I happen to be a fan of using Software Defined Radio (SDR) to receive amateur satellites. It is an inexpensive way to view all the signals appearing on a satellite’s passband simultaneously. While I don’t normally run SDR full time at my station, from time to time I use it to monitor activity on busy satellite passes because I can view and record all activity.
As a result of more people using SDR on satellites, I have discovered an operating trait that warrants discussion and evaluation.
On more than one occasion, I have given a call to a very specific station, and instead of my intended target had another SDR-based station appear on frequency immediately saying “QRZ? QRZ?” rather than wait and listen to who is calling on the frequency before transmitting. The SDR user saw a signal on their waterfall and clicked on it. They “pounced” on what they perceived to be another station looking to make contact which might not necessarily be the case.
I’ve see the same thing happen a few times with pileups. There is an existing pileup in progress when the SDR station comes into the footprint. Rather than wait a short period to listen, they click on the new signal in their waterfall, and immediately proceed to “QRZ” on the frequency of the pileup, sometimes interrupting the flow of existing contacts.
Just today I heard this scenario: Station 1 calls CQ. Station 2 went to answer.

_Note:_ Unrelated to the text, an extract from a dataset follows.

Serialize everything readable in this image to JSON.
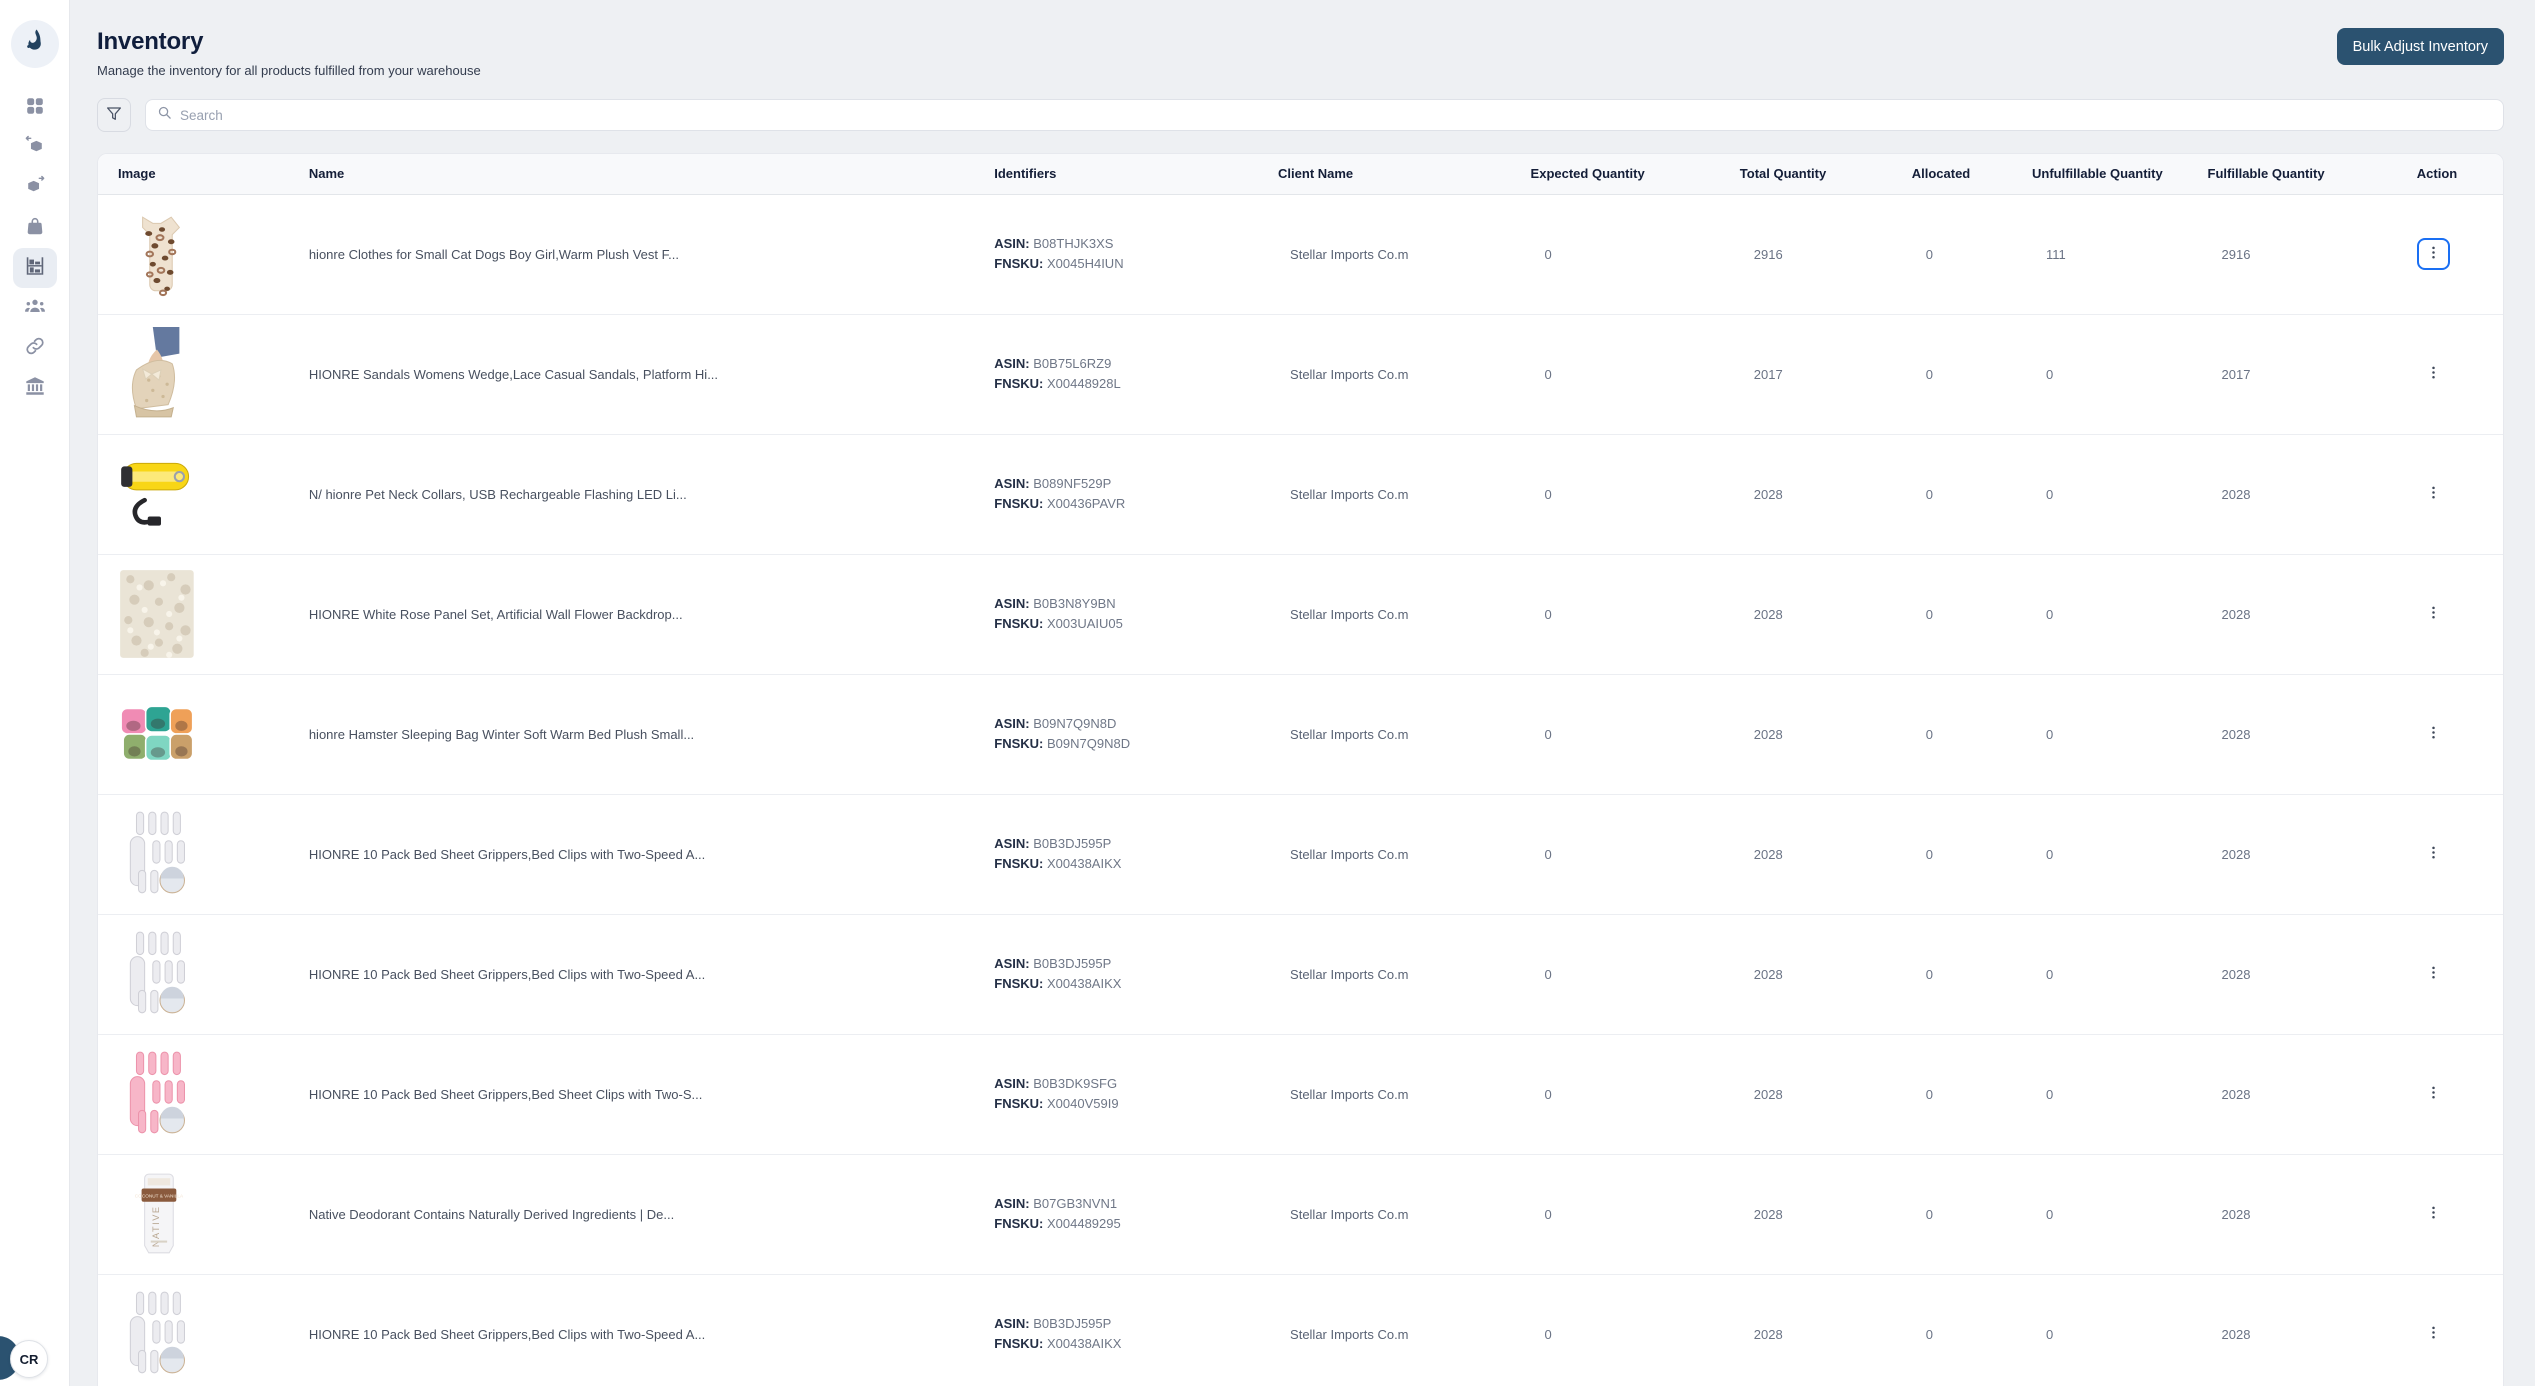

The SDR user clicked on the waterfall, heard only part of the callsign of Station 2, and proceeded to call Station 2, ignoring the possibility that Station 2 was attempting to QSO with someone else.

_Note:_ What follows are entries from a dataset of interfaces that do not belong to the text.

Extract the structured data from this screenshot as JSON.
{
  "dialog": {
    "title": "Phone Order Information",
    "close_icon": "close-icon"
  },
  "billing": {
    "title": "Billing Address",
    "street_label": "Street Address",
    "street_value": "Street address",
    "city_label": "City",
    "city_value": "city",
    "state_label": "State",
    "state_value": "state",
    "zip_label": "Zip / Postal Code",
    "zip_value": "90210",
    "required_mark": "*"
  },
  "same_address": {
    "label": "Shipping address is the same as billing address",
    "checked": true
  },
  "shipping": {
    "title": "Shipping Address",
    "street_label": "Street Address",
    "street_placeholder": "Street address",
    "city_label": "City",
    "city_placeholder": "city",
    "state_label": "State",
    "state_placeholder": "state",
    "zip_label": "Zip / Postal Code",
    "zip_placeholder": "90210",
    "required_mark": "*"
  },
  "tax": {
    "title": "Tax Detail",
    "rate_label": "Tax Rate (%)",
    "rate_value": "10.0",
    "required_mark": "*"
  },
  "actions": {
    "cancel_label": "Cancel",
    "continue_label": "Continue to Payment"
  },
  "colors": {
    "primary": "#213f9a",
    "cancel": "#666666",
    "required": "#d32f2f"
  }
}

It seems to me the visual nature of SDR waterfalls is causing a temporary lapse in judgement when it comes to a basic ham radio principle that we apply to satellite operating — listen with our ears before transmitting.
SDR is a great listening tool. With great power comes great responsibility.